SUPPLIED MATERIAL Start Marker

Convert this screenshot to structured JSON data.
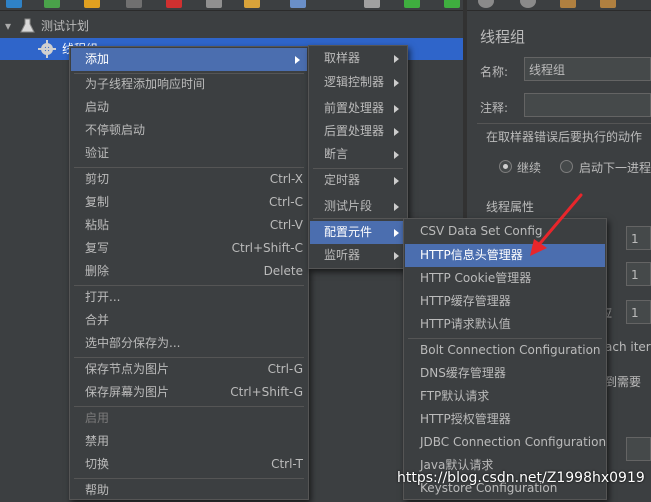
{
  "tree": {
    "root_label": "测试计划",
    "thread_group_label": "线程组"
  },
  "right_panel": {
    "title": "线程组",
    "name_label": "名称:",
    "name_value": "线程组",
    "comment_label": "注释:",
    "error_action_label": "在取样器错误后要执行的动作",
    "radio_continue": "继续",
    "radio_next_loop": "启动下一进程",
    "thread_props_label": "线程属性",
    "field1_value": "1",
    "field2_value": "1",
    "field3_value": "1",
    "partial_label_1": "应",
    "partial_label_2": "ach itera",
    "partial_label_3": "到需要"
  },
  "context_menu": {
    "items": [
      {
        "label": "添加"
      },
      {
        "label": "为子线程添加响应时间"
      },
      {
        "label": "启动"
      },
      {
        "label": "不停顿启动"
      },
      {
        "label": "验证"
      },
      {
        "label": "剪切",
        "shortcut": "Ctrl-X"
      },
      {
        "label": "复制",
        "shortcut": "Ctrl-C"
      },
      {
        "label": "粘贴",
        "shortcut": "Ctrl-V"
      },
      {
        "label": "复写",
        "shortcut": "Ctrl+Shift-C"
      },
      {
        "label": "删除",
        "shortcut": "Delete"
      },
      {
        "label": "打开..."
      },
      {
        "label": "合并"
      },
      {
        "label": "选中部分保存为..."
      },
      {
        "label": "保存节点为图片",
        "shortcut": "Ctrl-G"
      },
      {
        "label": "保存屏幕为图片",
        "shortcut": "Ctrl+Shift-G"
      },
      {
        "label": "启用"
      },
      {
        "label": "禁用"
      },
      {
        "label": "切换",
        "shortcut": "Ctrl-T"
      },
      {
        "label": "帮助"
      }
    ]
  },
  "add_submenu": {
    "items": [
      {
        "label": "取样器"
      },
      {
        "label": "逻辑控制器"
      },
      {
        "label": "前置处理器"
      },
      {
        "label": "后置处理器"
      },
      {
        "label": "断言"
      },
      {
        "label": "定时器"
      },
      {
        "label": "测试片段"
      },
      {
        "label": "配置元件"
      },
      {
        "label": "监听器"
      }
    ]
  },
  "config_submenu": {
    "items": [
      {
        "label": "CSV Data Set Config"
      },
      {
        "label": "HTTP信息头管理器"
      },
      {
        "label": "HTTP Cookie管理器"
      },
      {
        "label": "HTTP缓存管理器"
      },
      {
        "label": "HTTP请求默认值"
      },
      {
        "label": "Bolt Connection Configuration"
      },
      {
        "label": "DNS缓存管理器"
      },
      {
        "label": "FTP默认请求"
      },
      {
        "label": "HTTP授权管理器"
      },
      {
        "label": "JDBC Connection Configuration"
      },
      {
        "label": "Java默认请求"
      },
      {
        "label": "Keystore Configuration"
      }
    ]
  },
  "watermark": "https://blog.csdn.net/Z1998hx0919",
  "colors": {
    "highlight": "#4b6eaf",
    "selection": "#2f65ca",
    "arrow": "#e8262b"
  }
}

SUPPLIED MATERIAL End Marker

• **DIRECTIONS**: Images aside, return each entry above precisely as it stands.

• **RESULT**:
Convert this screenshot to structured JSON data.
{
  "tree": {
    "root_label": "测试计划",
    "thread_group_label": "线程组"
  },
  "right_panel": {
    "title": "线程组",
    "name_label": "名称:",
    "name_value": "线程组",
    "comment_label": "注释:",
    "error_action_label": "在取样器错误后要执行的动作",
    "radio_continue": "继续",
    "radio_next_loop": "启动下一进程",
    "thread_props_label": "线程属性",
    "field1_value": "1",
    "field2_value": "1",
    "field3_value": "1",
    "partial_label_1": "应",
    "partial_label_2": "ach itera",
    "partial_label_3": "到需要"
  },
  "context_menu": {
    "items": [
      {
        "label": "添加"
      },
      {
        "label": "为子线程添加响应时间"
      },
      {
        "label": "启动"
      },
      {
        "label": "不停顿启动"
      },
      {
        "label": "验证"
      },
      {
        "label": "剪切",
        "shortcut": "Ctrl-X"
      },
      {
        "label": "复制",
        "shortcut": "Ctrl-C"
      },
      {
        "label": "粘贴",
        "shortcut": "Ctrl-V"
      },
      {
        "label": "复写",
        "shortcut": "Ctrl+Shift-C"
      },
      {
        "label": "删除",
        "shortcut": "Delete"
      },
      {
        "label": "打开..."
      },
      {
        "label": "合并"
      },
      {
        "label": "选中部分保存为..."
      },
      {
        "label": "保存节点为图片",
        "shortcut": "Ctrl-G"
      },
      {
        "label": "保存屏幕为图片",
        "shortcut": "Ctrl+Shift-G"
      },
      {
        "label": "启用"
      },
      {
        "label": "禁用"
      },
      {
        "label": "切换",
        "shortcut": "Ctrl-T"
      },
      {
        "label": "帮助"
      }
    ]
  },
  "add_submenu": {
    "items": [
      {
        "label": "取样器"
      },
      {
        "label": "逻辑控制器"
      },
      {
        "label": "前置处理器"
      },
      {
        "label": "后置处理器"
      },
      {
        "label": "断言"
      },
      {
        "label": "定时器"
      },
      {
        "label": "测试片段"
      },
      {
        "label": "配置元件"
      },
      {
        "label": "监听器"
      }
    ]
  },
  "config_submenu": {
    "items": [
      {
        "label": "CSV Data Set Config"
      },
      {
        "label": "HTTP信息头管理器"
      },
      {
        "label": "HTTP Cookie管理器"
      },
      {
        "label": "HTTP缓存管理器"
      },
      {
        "label": "HTTP请求默认值"
      },
      {
        "label": "Bolt Connection Configuration"
      },
      {
        "label": "DNS缓存管理器"
      },
      {
        "label": "FTP默认请求"
      },
      {
        "label": "HTTP授权管理器"
      },
      {
        "label": "JDBC Connection Configuration"
      },
      {
        "label": "Java默认请求"
      },
      {
        "label": "Keystore Configuration"
      }
    ]
  },
  "watermark": "https://blog.csdn.net/Z1998hx0919",
  "colors": {
    "highlight": "#4b6eaf",
    "selection": "#2f65ca",
    "arrow": "#e8262b"
  }
}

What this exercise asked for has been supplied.